For designers, the start of a new year sees us setting fresh goals and pledging to experiment with a new piece of software, master a tool or technique, brush up on creative theories and knowledge, and look to land new clients. So to help you to up your design game, we're lending you a helping hand with this round-up of the best design skills, theories, and practical tips to ensure that you become a better designer in 2018.
How do you sum up the world's largest country in a piece of branding? That was the challenge faced by Russia's tourist board, which wanted a new identity that would draw travellers and tourists to the country. Its solution, inspired by suprematist art, was a geometric design that could swap out different elements.

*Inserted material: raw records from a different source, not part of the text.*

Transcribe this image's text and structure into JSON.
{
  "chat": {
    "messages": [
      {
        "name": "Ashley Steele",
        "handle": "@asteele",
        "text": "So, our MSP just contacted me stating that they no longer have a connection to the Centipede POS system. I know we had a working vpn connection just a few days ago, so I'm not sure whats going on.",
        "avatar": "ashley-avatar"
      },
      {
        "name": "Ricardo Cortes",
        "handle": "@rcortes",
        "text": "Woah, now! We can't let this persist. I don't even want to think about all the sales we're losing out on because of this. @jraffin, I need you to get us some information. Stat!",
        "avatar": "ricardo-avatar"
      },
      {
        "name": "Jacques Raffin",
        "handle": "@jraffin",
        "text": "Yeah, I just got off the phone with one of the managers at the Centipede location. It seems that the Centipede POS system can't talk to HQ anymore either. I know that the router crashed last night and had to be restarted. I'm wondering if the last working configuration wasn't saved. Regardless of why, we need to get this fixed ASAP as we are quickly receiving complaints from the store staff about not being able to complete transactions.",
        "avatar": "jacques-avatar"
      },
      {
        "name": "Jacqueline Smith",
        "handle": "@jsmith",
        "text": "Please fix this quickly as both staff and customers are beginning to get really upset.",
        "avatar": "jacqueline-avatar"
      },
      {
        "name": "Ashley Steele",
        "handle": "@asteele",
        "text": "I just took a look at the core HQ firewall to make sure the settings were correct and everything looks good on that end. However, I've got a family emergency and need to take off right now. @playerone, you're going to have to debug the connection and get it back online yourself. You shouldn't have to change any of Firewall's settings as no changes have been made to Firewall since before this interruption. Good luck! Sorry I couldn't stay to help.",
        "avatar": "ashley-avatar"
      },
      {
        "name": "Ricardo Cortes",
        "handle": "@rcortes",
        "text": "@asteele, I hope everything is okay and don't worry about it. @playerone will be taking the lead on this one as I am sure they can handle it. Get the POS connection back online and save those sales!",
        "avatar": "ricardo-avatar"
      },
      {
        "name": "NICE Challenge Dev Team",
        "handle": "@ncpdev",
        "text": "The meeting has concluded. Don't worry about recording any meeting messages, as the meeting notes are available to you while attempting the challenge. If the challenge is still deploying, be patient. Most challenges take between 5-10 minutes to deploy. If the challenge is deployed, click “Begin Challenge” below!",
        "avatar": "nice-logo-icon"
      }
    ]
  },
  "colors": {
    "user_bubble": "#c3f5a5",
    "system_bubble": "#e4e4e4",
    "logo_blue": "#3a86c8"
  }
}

The city of Los Angeles hit a nerve with designers yesterday when it shared an advert for a 'graphics designer' vacancy on its Twitter and Instagram profiles. And while at first it might look like a classic case of bad design, the ad, which looks like it was whipped up in Microsoft Paint or another piece of free graphic design software, could just be a stroke of genius. We don't know where to start. On the one hand, yes, it's badly designed. The city of Los Angeles logo is incorporated... clumsily.
@adamjk@MissBeauDunn Hi Adam, I'm writing from @CreativeBloq. We're putting together a feature about art, plagiarism and accountability, and would love to get you involved. Could you DM me your emil if you're interested in taking part? Thanks.
Muck Rack makes it simple to find people, tweets, or articles that mention any name, keyword, company, hashtag etc. We've compiled this guide to help you make the most of your search.
Selecting a term
Start searching tweets, articles from media outlets, articles mentioned in tweets, journalists'
names, titles and bios with some suggested searches:
Companies or Topics (e.g. iPhone, Microsoft)
Phrases (e.g. "cloud computing") — use quotes to keep the terms together
Twitter handles (e.g. @username) — returns those who have mentioned or replied to
Names (e.g. "David Pogue")
Hashtags (e.g. #sxsw, #london2012)
Bio details (e.g. vegan, Olympics, father)
Muck Rack's Advanced Search allows for many boolean operators.
Find results that mention multiple specified terms, use AND or
+. For example, ensure each result contains both Elon Musk and Mark Zuckerberg by
searching Musk AND Zuckerberg or Musk + Zuckerberg.
Use the operators OR or , to broaden your search when you'd like either of
multiple terms to appear in results. (This is the default behavior of our search when no operators
are used). For example, results will contain either cake or cookie by searching cake OR cookie or cake,cookie
Use NOT or - to subtract results from your search. For
example, searching Disney will yield results about the Walt Disney Company as well as Walt Disney
World Resort. To exclude mentions of Disney World, search for Disney -World or Disney
When using one of these operators with a phrase, enclose it in quotation marks. For example, you can
find results about smartphones excluding Apple's iPhone 4S by searching smartphone -"iPhone
Exact case matching or punctuation
If you're searching for a brand name or keyword that relies on specific punctuation marks or capitalization, you can
find results that match your exact query by adding matchcase: before the keyword you're searching for, like matchcase:E*TRADE .
Use parentheses to separate multiple
boolean phrases. For example, to find journalists talking about having fun in Disney World or
Disneyland, search for ("disney world" OR disneyland) AND fun.
An asterisk can be used to search for any variation of a root word truncated by the asterisk. For example, searching for admin* will return results for administrator, administration, administer, administered, etc.
A near operator is an AND operator where you can control the distance between the words. You can vary the distance the near operation uses by adding a forward slash and number (between 0-99) such as strawberries NEAR/10 "whipped cream", which means the strawberries must exist within 10 words of "whipped cream".